Scientific research is continually evolving. For the most up-to-date conclusions and insights, I recommend consulting current research papers and publications from reputable sources and research institutions.
Best references for further readings (on Amazon)
If you’re interested in further readings on the topics discussed in the blog about the Amazon, lost cities, indigenous cultures, and environmental conservation, here are some excellent references to explore:
“The Ecology of the Barí Rainforest Horticulturalists of South America” by Anna Roosevelt. This book provides insights into the indigenous Barí people’s way of life and their interactions with the Amazon rainforest.
“1491: New Revelations of the Americas Before Columbus” by Charles C. Mann . A captivating exploration of the pre-Columbian Americas, including the Amazon, shedding light on advanced civilizations and their environmental impact.
“Amazonía: Man and Culture in a Counterfeit Paradise” by Betty J. Meggers . This classic work discusses the archaeological evidence of ancient societies in the Amazon basin and explores the relationships between humans and their environment.
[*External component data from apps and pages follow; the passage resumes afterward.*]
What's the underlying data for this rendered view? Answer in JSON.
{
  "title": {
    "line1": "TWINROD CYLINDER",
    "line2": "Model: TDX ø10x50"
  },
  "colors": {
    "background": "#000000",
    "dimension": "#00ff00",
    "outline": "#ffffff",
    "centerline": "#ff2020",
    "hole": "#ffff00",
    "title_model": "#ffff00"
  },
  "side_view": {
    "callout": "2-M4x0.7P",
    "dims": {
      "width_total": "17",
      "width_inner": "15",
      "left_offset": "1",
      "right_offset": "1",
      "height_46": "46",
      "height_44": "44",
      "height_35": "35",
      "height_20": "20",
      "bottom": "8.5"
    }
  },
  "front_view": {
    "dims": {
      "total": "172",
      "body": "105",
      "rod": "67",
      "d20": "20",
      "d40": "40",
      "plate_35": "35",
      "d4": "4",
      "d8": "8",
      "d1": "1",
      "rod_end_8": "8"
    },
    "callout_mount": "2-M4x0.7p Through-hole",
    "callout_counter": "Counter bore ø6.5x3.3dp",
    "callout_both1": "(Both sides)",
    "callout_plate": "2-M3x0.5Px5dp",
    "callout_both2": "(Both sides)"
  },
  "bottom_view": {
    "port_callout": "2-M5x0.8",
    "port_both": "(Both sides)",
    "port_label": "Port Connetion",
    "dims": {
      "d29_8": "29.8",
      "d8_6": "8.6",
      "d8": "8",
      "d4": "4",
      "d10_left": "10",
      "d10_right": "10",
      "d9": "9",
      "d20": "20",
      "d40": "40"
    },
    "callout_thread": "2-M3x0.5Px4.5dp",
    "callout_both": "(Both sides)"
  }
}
“The Lost City of Z: A Tale of Deadly Obsession in the Amazon” by David Grann . An engaging account of Percy Fawcett’s expeditions and the allure of searching for lost cities in the Amazon rainforest.
“1493: Uncovering the New World Columbus Created” by Charles C. Mann – This book delves into the ecological and cultural exchanges between the Old and New Worlds after Columbus’s arrival, including the impact on the Amazon.
“The Unconquered: In Search of the Amazon’s Last Uncontacted Tribes” by Scott Wallace – A thrilling journey into the Amazon to find and understand the last uncontacted tribes living in isolation.
“The Hidden Life of Trees: What They Feel, How They Communicate” by Peter Wohlleben – Though not specific to the Amazon, this book provides fascinating insights into the interconnectedness and complexity of forests.
“The Last Forest: The Amazon in the Age of Globalization” by Mark London and Brian Kelly – This book discusses the challenges facing the Amazon and the importance of conservation in the face of globalization.
Some of these books may focus on broader topics related to the Amazon and indigenous cultures, rather than specific lost cities. However, they offer valuable perspectives on the region’s history, environment, and cultural significance. Additionally, you can explore academic journals, research papers, and publications from reputable sources to find the most up-to-date and in-depth studies on specific topics related to the Amazon region. Happy reading! 📚🌳🌿
Thank you for reading, shares and comments 👍
Learn affiliate marketing & build your own website with an awesome community and join me there. You can be a free starter for as long as needed. It includes free hosting and basic teachings. If you are an advanced user, you may like to level up. just have a look, and see for yourself!